Lead-Acid Battery Charger With Voltage Analyser

        Nowadays maintenance-free lead-acid batteries are common in vehicles, inverters, and UPS systems. If the battery is left in a poor state of charge, its useful life is shortened. It also reduces the capacity and rechargeability of the battery. For older types of batteries, a hygrometer can be used to check the specific gravity of the acid, which, in turn, indicates the charge condition of the battery. However, you cannot use a hygrometer for sealedtype
maintenance-free batteries. The only way to know their charge level is by checking their terminal voltage. 
        The circuit presented here can replenish the charge in a battery within 6-8 hours. It also has a voltage analysing circuit for quick checking of voltage before start of charging, since overcharging may damage the battery. The voltage analyser gives an audio-visual indication of the battery voltage level and also warns about the criticalvoltage level at which the battery requires immediate charging. The charger circuit consists of a standard step-down 12V AC (2-amp) transformer and a bridge rectifier comprising diodes D1 through D4. Capacitor C1 smooths the AC ripples to provide a clean DC for charging the battery. 
        The battery voltage analyzer circuit is built around the popular quad op-amp LM324 that has four separate op-amps (A through D) with differential inputs.
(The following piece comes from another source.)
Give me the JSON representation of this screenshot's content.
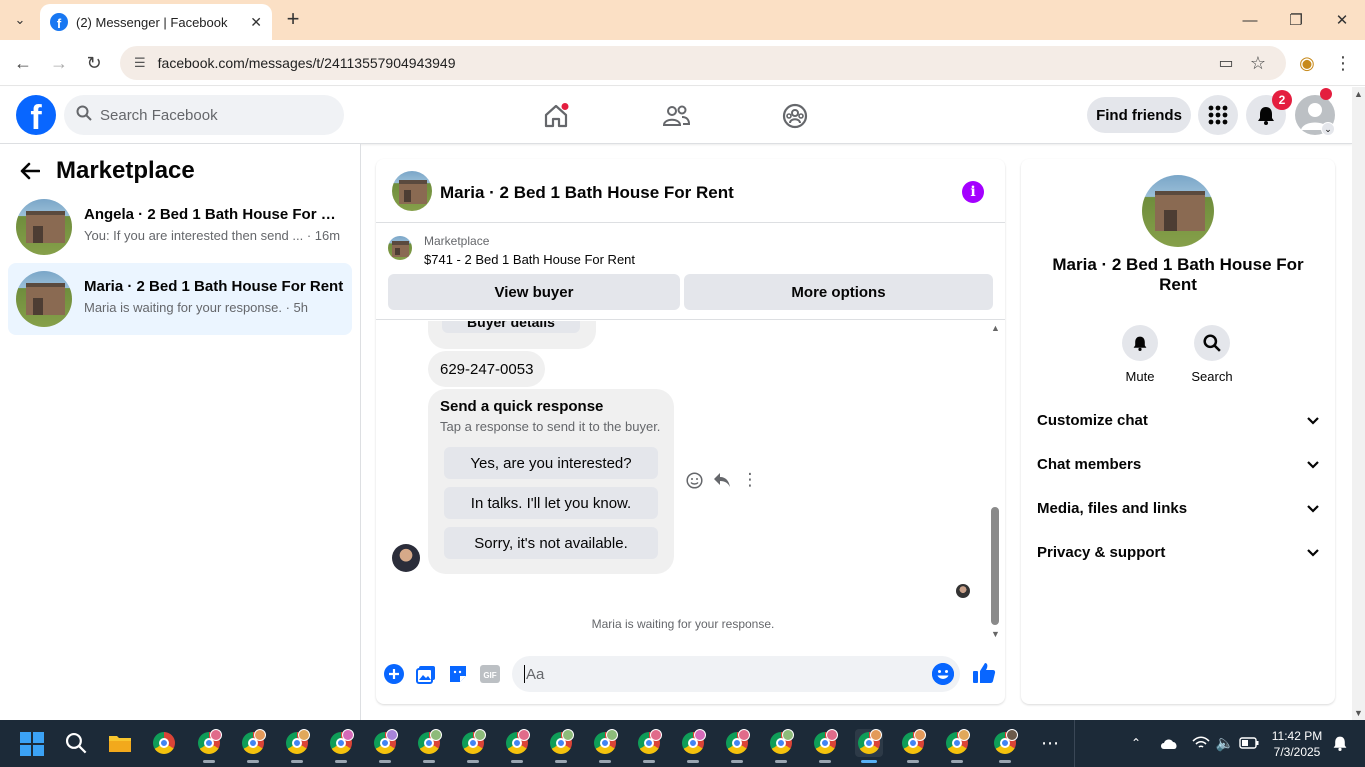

Op-amps have been used here as comparators.Switch S2 is a pushswitch, which is pressed momentarily to check the battery voltage level before charging the battery. The non-inverting terminals of op-amps A through D are connected to the positive supply rail via a potential divider chain comprising resistors R1 through R5. Thus the voltage applied to any non-inverting input is the ratio of the resistance between that non-inverting terminal and ground to the total resistance (R1+R2+R3+R4+R5). The resistor chain provides a positive voltage of above 5V to the non-inverting inputs of all op-amps when battery voltage is 12.5V or more. A reference voltage of 5V is applied to the inverting inputs of op-amps via 5V zener diode ZD1. 
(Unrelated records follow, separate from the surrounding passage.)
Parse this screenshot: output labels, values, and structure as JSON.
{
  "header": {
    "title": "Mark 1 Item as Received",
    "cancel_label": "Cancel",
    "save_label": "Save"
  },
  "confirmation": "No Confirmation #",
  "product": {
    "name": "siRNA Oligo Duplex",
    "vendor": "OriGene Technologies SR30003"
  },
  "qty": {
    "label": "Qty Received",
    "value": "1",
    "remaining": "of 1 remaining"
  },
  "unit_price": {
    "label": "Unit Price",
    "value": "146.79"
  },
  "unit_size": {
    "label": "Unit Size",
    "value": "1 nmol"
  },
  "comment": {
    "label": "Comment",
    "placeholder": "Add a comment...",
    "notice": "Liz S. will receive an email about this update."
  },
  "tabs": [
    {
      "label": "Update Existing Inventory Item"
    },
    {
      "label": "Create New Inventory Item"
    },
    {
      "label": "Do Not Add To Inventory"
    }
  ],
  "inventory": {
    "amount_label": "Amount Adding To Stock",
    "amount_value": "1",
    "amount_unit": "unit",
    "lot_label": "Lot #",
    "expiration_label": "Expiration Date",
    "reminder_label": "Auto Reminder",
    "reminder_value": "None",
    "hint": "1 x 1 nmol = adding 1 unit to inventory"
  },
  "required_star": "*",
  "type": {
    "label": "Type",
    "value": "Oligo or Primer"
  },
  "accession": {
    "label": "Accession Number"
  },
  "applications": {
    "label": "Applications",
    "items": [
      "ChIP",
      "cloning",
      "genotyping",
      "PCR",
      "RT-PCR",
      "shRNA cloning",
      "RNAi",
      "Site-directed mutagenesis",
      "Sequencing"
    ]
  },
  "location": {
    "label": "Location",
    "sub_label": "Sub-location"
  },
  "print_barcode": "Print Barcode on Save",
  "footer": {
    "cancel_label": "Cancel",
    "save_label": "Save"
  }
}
        When the circuit is connected to the battery and push switch S2 is pressed (with S1 open), the battery voltage is sampled by the analyser circuit. If the supply voltage sample applied to the non-inverting input of an op-amp exceeds the reference voltage applied to the inverting inputs, the output of the op-amp goes high and the LED connected at its output lights up.

        The different levels of battery voltages are indicated by LED1 through LED4. All the LEDs remain lit when the battery is fully charged (above 12.5V). The buzzer connected to the output of IC1 also sounds (when S2 is pressed with S1 kept open) as long as the voltage of battery is above 9.8V. If the voltage level goes below 9.8V, the buzzer goes off, which indicates that it’s time to replace the battery. The status of LEDs for different battery voltages is
shown in the table.

        The circuit can be assembled on a general- purpose PCB or a veroboard. Use 4mm wire and crocodile clips to connect the charger to the battery. A 2.5-amp fuse connected to the output of the charger protects the analyser circuit against accidental polarity reversal.